Newborns often have noisy breathing, especially when they’re sleeping. This breathing can sound like snoring, and may even be snoring! In most cases, these noises are not a sign of something dangerous.

The nasal passages of newborns are very small, so the least bit of dryness or extra mucus in their noses can make them snore or have noisy breathing. Sometimes, what sounds like snoring is just how they breathe as a newborn. As they grow, a newborn’s breathing typically gets quieter.

However, if your baby starts snoring, and has other symptoms, you’ll want to make sure that those noises aren’t an indication of something more serious.

Read on to learn about possible causes of snoring in babies.

A stuffy nose

More often than not, snoring babies simply have stuffy noses. If that’s the case, nasal blockages can be cleared up and remedied by using saline drops.

As babies grow, the size of their nostrils increases, and the problem of snoring usually subsides with age.

However, snoring can occasionally indicate more serious issues.

If your baby’s snoring continues and worsens after using saline drops, Kerrin Edmonds, a California-based pediatric sleep consultant, recommends recording the sounds with a camera or tape recorder and playing them for the pediatrician.

Other causes of snoring

Loud snoring can be a sign of many things, including enlarged tonsils or adenoids, a deviated septum, or even sleep apnea.

“Even though snoring is just our body making a sound, it’s usually a symptom of a greater issue, and all of the possible issues make it harder for our children to breathe and get quality sleep,” says Edmonds.

A deviated septum may be a relatively common occurrence in the first days after birth, appearing in nearly 20 percent of all newborns, according to one study. Many of these babies have no symptoms from this, though, and it may resolve with time. However, other causes of snoring are more likely to appear in older children than in babies.

Though many children snore, only 1 to 3 percent of children experience sleep apnea, and chances are, they’re between the ages of 3 and 6.

Dr. Thomas M. Seman, a Massachusetts-based board-certified pediatrician, says parents should be concerned if their children are habitual mouth breathers.

A child who snores, is a poor eater, or doesn’t gain weight well may have significant mouth, throat, lung, or cardiac issues. Many of these issues would most likely be known relatively early on in the child’s life, but they may develop over the first year.

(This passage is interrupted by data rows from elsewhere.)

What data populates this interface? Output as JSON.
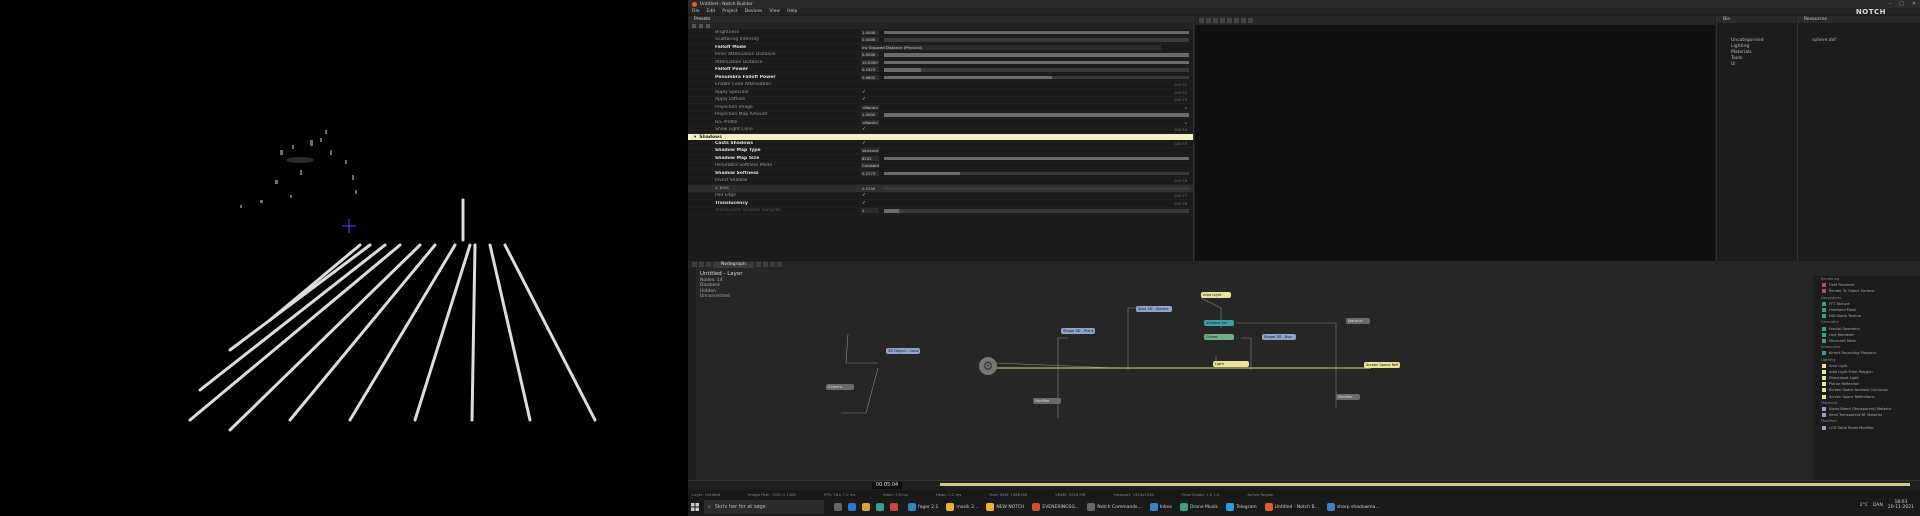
{
  "window": {
    "title": "Untitled - Notch Builder"
  },
  "menu": [
    "File",
    "Edit",
    "Project",
    "Devices",
    "View",
    "Help"
  ],
  "brand": "NOTCH",
  "properties": {
    "header": "Presets",
    "rows": [
      {
        "name": "Brightness",
        "value": "1.0000",
        "slider": 100
      },
      {
        "name": "Scattering Intensity",
        "value": "0.0000",
        "slider": 0
      },
      {
        "name": "Falloff Mode",
        "value": "Inv Squared Distance (Physical)",
        "wide": true,
        "bold": true
      },
      {
        "name": "Inner Attenuation Distance",
        "value": "0.0000",
        "slider": 100
      },
      {
        "name": "Attenuation Distance",
        "value": "10.0000",
        "slider": 100
      },
      {
        "name": "Falloff Power",
        "value": "0.1923",
        "slider": 12,
        "bold": true
      },
      {
        "name": "Penumbra Falloff Power",
        "value": "0.9602",
        "slider": 55,
        "bold": true
      },
      {
        "name": "Enable Cone Attenuation",
        "short": "Ctrl F1"
      },
      {
        "name": "Apply Specular",
        "check": "✓",
        "short": "Ctrl F2"
      },
      {
        "name": "Apply Diffuse",
        "check": "✓",
        "short": "Ctrl F3"
      },
      {
        "name": "Projection Image",
        "value": "<None>",
        "short": "▸"
      },
      {
        "name": "Projection Map Amount",
        "value": "1.0000",
        "slider": 100
      },
      {
        "name": "IES Profile",
        "value": "<None>",
        "short": "▸"
      },
      {
        "name": "Show Light Cone",
        "check": "✓",
        "short": "Ctrl F4"
      }
    ],
    "section": "Shadows",
    "shadow_rows": [
      {
        "name": "Casts Shadows",
        "check": "✓",
        "short": "Ctrl F5",
        "bold": true
      },
      {
        "name": "Shadow Map Type",
        "value": "Variance Soft",
        "bold": true
      },
      {
        "name": "Shadow Map Size",
        "value": "8192",
        "slider": 100,
        "bold": true
      },
      {
        "name": "Penumbra Softness Mode",
        "value": "Constant"
      },
      {
        "name": "Shadow Softness",
        "value": "0.2773",
        "slider": 25,
        "bold": true
      },
      {
        "name": "Invert Shadow",
        "short": "Ctrl F6"
      },
      {
        "name": "Z Bias",
        "value": "0.0100",
        "slider": 0,
        "sel": true
      },
      {
        "name": "Pad Edge",
        "check": "✓",
        "short": "Ctrl F7"
      },
      {
        "name": "Translucency",
        "check": "✓",
        "short": "Ctrl F8",
        "bold": true
      },
      {
        "name": "Translucent Shadow Samples",
        "value": "1",
        "slider": 5,
        "dim": true
      }
    ]
  },
  "bins": {
    "title": "Bin",
    "items": [
      "Uncategorised",
      "Lighting",
      "Materials",
      "Tools",
      "Ui"
    ]
  },
  "resources": {
    "title": "Resources",
    "item": "sphere.dxf"
  },
  "nodegraph": {
    "tab": "Nodegraph",
    "layer_title": "Untitled - Layer",
    "stats": [
      "Nodes: 14",
      "Disabled",
      "Hidden",
      "Unconnected"
    ],
    "nodes": [
      {
        "label": "Area Light",
        "color": "yellow"
      },
      {
        "label": "Shadow Vol",
        "color": "teal"
      },
      {
        "label": "3D Object - Cone",
        "color": "blue"
      },
      {
        "label": "Spot 3D - Sphere",
        "color": "blue"
      },
      {
        "label": "Shape 3D - Plane",
        "color": "blue"
      },
      {
        "label": "Shape 3D - Box",
        "color": "blue"
      },
      {
        "label": "Cloner",
        "color": "green"
      },
      {
        "label": "Light",
        "color": "yellow"
      },
      {
        "label": "Screen Space Refl",
        "color": "yellow"
      },
      {
        "label": "Camera",
        "color": "gray"
      },
      {
        "label": "Modifier",
        "color": "gray"
      },
      {
        "label": "Modifier",
        "color": "gray"
      },
      {
        "label": "Material",
        "color": "gray"
      }
    ]
  },
  "palette": {
    "items": [
      {
        "type": "cat",
        "label": "Rendering"
      },
      {
        "type": "item",
        "label": "Field Renderer",
        "color": "#b44a7a"
      },
      {
        "type": "item",
        "label": "Render To Object Surface",
        "color": "#b44a7a"
      },
      {
        "type": "cat",
        "label": "Generators"
      },
      {
        "type": "item",
        "label": "FFT Texture",
        "color": "#3aa18a"
      },
      {
        "type": "item",
        "label": "Freehand Mask",
        "color": "#3aa18a"
      },
      {
        "type": "item",
        "label": "NDI Alpha Texture",
        "color": "#3aa18a"
      },
      {
        "type": "cat",
        "label": "Geometry"
      },
      {
        "type": "item",
        "label": "Fractal Geometry",
        "color": "#3aa18a"
      },
      {
        "type": "item",
        "label": "Line Renderer",
        "color": "#3aa18a"
      },
      {
        "type": "item",
        "label": "Minecraft Mesh",
        "color": "#3aa18a"
      },
      {
        "type": "cat",
        "label": "Interactive"
      },
      {
        "type": "item",
        "label": "Kinect Recording Playback",
        "color": "#3aa18a"
      },
      {
        "type": "cat",
        "label": "Lighting"
      },
      {
        "type": "item",
        "label": "Area Light",
        "color": "#e8e49a"
      },
      {
        "type": "item",
        "label": "Area Light From Polygon",
        "color": "#e8e49a"
      },
      {
        "type": "item",
        "label": "Directional Light",
        "color": "#e8e49a"
      },
      {
        "type": "item",
        "label": "Planar Reflection",
        "color": "#e8e49a"
      },
      {
        "type": "item",
        "label": "Screen Space Ambient Occlusion",
        "color": "#e8e49a"
      },
      {
        "type": "item",
        "label": "Screen Space Reflections",
        "color": "#e8e49a"
      },
      {
        "type": "cat",
        "label": "Materials"
      },
      {
        "type": "item",
        "label": "Alpha Blend (Transparent) Material",
        "color": "#8fa4c8"
      },
      {
        "type": "item",
        "label": "Semi Transparent BF Material",
        "color": "#8fa4c8"
      },
      {
        "type": "cat",
        "label": "Modifiers"
      },
      {
        "type": "item",
        "label": "LOD Table Reset Modifier",
        "color": "#8fa4c8"
      }
    ]
  },
  "timeline": {
    "time": "00:05:04"
  },
  "status": [
    "Layer: Untitled",
    "Image Path: 1920 x 1080",
    "FPS: 58 ▸ 7.0 ms",
    "Main: 7.0 ms",
    "Heap: 0.2 ms",
    "Main RAM: 1068 MB",
    "VRAM: 2018 MB",
    "Viewport: 1920x1080",
    "Final Grade: 1.0 1.0",
    "Active Region"
  ],
  "taskbar": {
    "search_placeholder": "Skriv her for at søge",
    "items": [
      {
        "label": "fager 2.1",
        "color": "#3b82c4"
      },
      {
        "label": "mosik 2...",
        "color": "#f0b429"
      },
      {
        "label": "NEW NOTCH",
        "color": "#f0b429"
      },
      {
        "label": "EVENERINGSG...",
        "color": "#d0502a"
      },
      {
        "label": "Notch Commands...",
        "color": "#666"
      },
      {
        "label": "Inbox",
        "color": "#3b82c4"
      },
      {
        "label": "Drone Musik",
        "color": "#3aa18a"
      },
      {
        "label": "Telegram",
        "color": "#2aa1d8"
      },
      {
        "label": "Untitled - Notch B...",
        "color": "#e55a2b"
      },
      {
        "label": "sharp shadowma...",
        "color": "#3b82c4"
      }
    ],
    "weather": "2°C",
    "lang": "DAN",
    "time": "18:03",
    "date": "20-11-2021"
  }
}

Snoring in babies can also be a sign of laryngomalacia. This condition causes a softening of the tissues of the voice box, or larynx. The laryngeal structure is malformed and floppy, which causes the tissues to fall over the airway opening and partially block it.

Ninety percent of children will see their symptoms resolve without treatment. The condition usually goes away on its own by 18 to 20 months of age.

For the very few babies with severe laryngomalacia that interferes with breathing or eating, a breathing tube can be used or reconstructive surgery can be performed. Breathing tubes can occasionally cause infections, which can lead to the need for reconstructive surgery as well.

The primary goal of laryngotracheal reconstruction surgery is to establish a permanent, stable airway for a child to breathe without the use of a breathing tube. Surgery can also improve voice and swallowing issues.

Consequences of improper sleep

Children who habitually snore may not be getting proper deep waves of sleep if they also have sleep apnea. Their bodies may wake them up due to labored breathing and the buildup of carbon dioxide within the partially collapsed or blocked airways.

Not only is labored breathing noisy but it impedes proper sleep, causing additional problems.

Sleep deprivation can be detrimental to growth and development. It can even be associated with:

Any child with the following symptoms should be fully evaluated by their pediatrician:

  • having a hard time sleeping at night
  • having difficulty breathing during the day
  • getting winded easily
  • having a difficult time eating and gaining weight
  • snoring with long pauses (more than ten seconds) between breaths

Sleep testing and other screenings

While sleep tests are usually recommended for older children, it’s a procedure that could be necessary if a child has abnormal snoring issues that began in infancy.

If your toddler or child needs to undergo sleep tests, or a polysomnogram, The National Sleep Foundation recommends making the most of it.

For instance, the parent can sleep in the room with the child, wearing the same pajamas, ordering takeout food, and staying up late. That way, the sleep test will feel more like a slumber party than a medical exam.

Other medical screenings for snoring babies and children may include:


Snoring in babies is rarely the result of a serious medical condition. Stuffy noses, the most common cause of snoring, can be managed with simple home remedies, or may not need any treatment at all. A deviated septum or laryngomalacia may also not require any treatment.

However, if you’re concerned about your child’s snoring or breathing, make an appointment with their pediatrician. The doctor can talk to you, examine your baby, and perform tests and screenings if needed to determine what’s causing the snoring.